--- Task brief ---
Pick every line out of the entries below that has the string "Acknowledgment", and copy it.

--- Data records ---

=== Section Start ===

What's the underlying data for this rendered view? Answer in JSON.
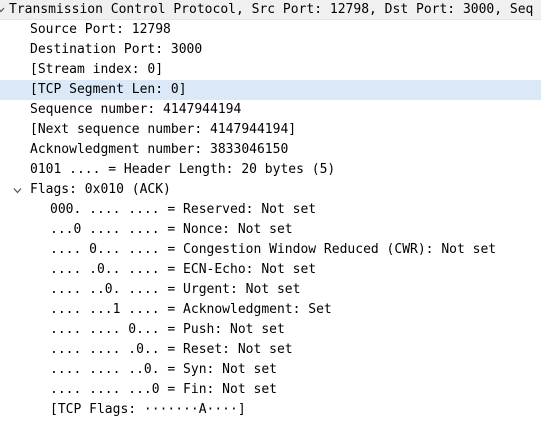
{
  "tree": {
    "header": "Transmission Control Protocol, Src Port: 12798, Dst Port: 3000, Seq",
    "source_port": "Source Port: 12798",
    "destination_port": "Destination Port: 3000",
    "stream_index": "[Stream index: 0]",
    "segment_len": "[TCP Segment Len: 0]",
    "sequence_number": "Sequence number: 4147944194",
    "next_sequence_number": "[Next sequence number: 4147944194]",
    "acknowledgment_number": "Acknowledgment number: 3833046150",
    "header_length": "0101 .... = Header Length: 20 bytes (5)",
    "flags": {
      "label": "Flags: 0x010 (ACK)",
      "items": [
        "000. .... .... = Reserved: Not set",
        "...0 .... .... = Nonce: Not set",
        ".... 0... .... = Congestion Window Reduced (CWR): Not set",
        ".... .0.. .... = ECN-Echo: Not set",
        ".... ..0. .... = Urgent: Not set",
        ".... ...1 .... = Acknowledgment: Set",
        ".... .... 0... = Push: Not set",
        ".... .... .0.. = Reset: Not set",
        ".... .... ..0. = Syn: Not set",
        ".... .... ...0 = Fin: Not set",
        "[TCP Flags: ·······A····]"
      ]
    }
  }
}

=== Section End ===

--- Task response ---
    "acknowledgment_number": "Acknowledgment number: 3833046150",
        ".... ...1 .... = Acknowledgment: Set",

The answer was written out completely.